The entire emerging field of social media hinges upon the central issue that “consumers are in charge,” whatever that means. We seek feedback and we get it; whether we choose to act on it is another thing which we, as “decision makers,” need to acknowledge. Customers don’t like your new product design? Is it because they don’t know enough to judge it (“We haven’t TOLD them what to think yet!”) or because, shudder, the new product stinks? Be bold, be decisive, and make up your own mind.
Does this whole new New 7 Wonders of the World (Wide Web) work for you? It feels a little hollow to me. I’m not sure how I would have fixed this, either. If we choose the “public” version, and asked each voter to only vote on landmarks outside their own country, no one would have voted. The entire project would have been a global yawn (a post on Live Earth is pending, in case you were wondering). By opening up the contest to a global audience and having 187 million Brazilians vote for Christ the Redeemer (for free — thanks, Lula), we proved that there are 187 million Brazilians and many have cell phones. Which we already knew, frankly.
If the voting had been expanded to create Seventy Wonders, the 71st would still be pissed, so even this has problems. But if we showed a ranking of all 70 with the number of votes each received — maybe even votes from outside each landmark’s native country, just to even things out — and tied it all up in a neater package, I’d be OK with that. Draw attention to the cost of maintaining sites such as these by collecting sponsorships from national and international brands. Feature the stories and blogs of people who are making the effort to visit them all, maintain them, and promote them. Just find a way to make this into something more than a stunt — and more of a living, organic “brand” that stays in our consciousness.
It’s a shame when something that promotes some of the greatest and most enduring human achievements just leaves everyone feeling a bit let down. On a lesser scale, these are lessons for us all.
Copyright (c) 2007 Stephen Denny
I’m going to post on this on on my blog – but do have to say that Stonehenge (a few stones tipped up and arranged in a circle) is in NO WAY comparable to the complex of pyramids and buildings at Chichen Itza.
Of course to each his own!
Tom: we agree in general while we disagree specifically; if Stonehenge isn’t comparable to Chichen Itza, then you’d have to agree that Chichen Itza isn’t comparable to Tokyo’s Roppongi Hills and its vertical gardens. The fact that one was built a few years ago, the other a few thousand and the last a few who knows what ago makes all the differece. And it’s all terribly subjective.

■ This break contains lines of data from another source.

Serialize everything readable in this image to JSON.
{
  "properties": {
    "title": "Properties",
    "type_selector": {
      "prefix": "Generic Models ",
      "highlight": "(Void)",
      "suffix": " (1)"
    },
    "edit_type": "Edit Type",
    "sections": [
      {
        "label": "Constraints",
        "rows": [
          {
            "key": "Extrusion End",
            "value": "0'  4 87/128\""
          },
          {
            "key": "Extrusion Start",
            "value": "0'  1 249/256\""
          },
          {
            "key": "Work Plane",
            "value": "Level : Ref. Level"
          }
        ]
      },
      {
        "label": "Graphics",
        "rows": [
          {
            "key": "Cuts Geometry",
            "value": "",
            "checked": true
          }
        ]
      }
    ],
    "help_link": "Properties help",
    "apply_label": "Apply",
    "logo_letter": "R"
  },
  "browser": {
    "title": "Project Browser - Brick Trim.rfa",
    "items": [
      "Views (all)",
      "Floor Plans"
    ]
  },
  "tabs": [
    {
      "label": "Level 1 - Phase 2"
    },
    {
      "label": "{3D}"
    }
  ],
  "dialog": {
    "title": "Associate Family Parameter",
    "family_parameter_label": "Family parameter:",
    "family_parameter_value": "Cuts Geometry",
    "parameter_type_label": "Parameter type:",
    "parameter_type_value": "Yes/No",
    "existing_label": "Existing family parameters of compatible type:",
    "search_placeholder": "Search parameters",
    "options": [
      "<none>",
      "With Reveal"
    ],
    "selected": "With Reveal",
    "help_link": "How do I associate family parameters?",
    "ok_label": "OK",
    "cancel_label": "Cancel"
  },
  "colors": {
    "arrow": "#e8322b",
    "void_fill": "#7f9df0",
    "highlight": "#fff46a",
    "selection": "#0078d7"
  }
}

Which is the central question.
What we choose to “choose,” who we ask, how we poll, and (most importantly) what the intent and long term implementation plan is for the project should be front and center in our minds.
To raise awareness is one thing. To affect change is another. To build a lasting impression and create a historical inflection point is bigger and better.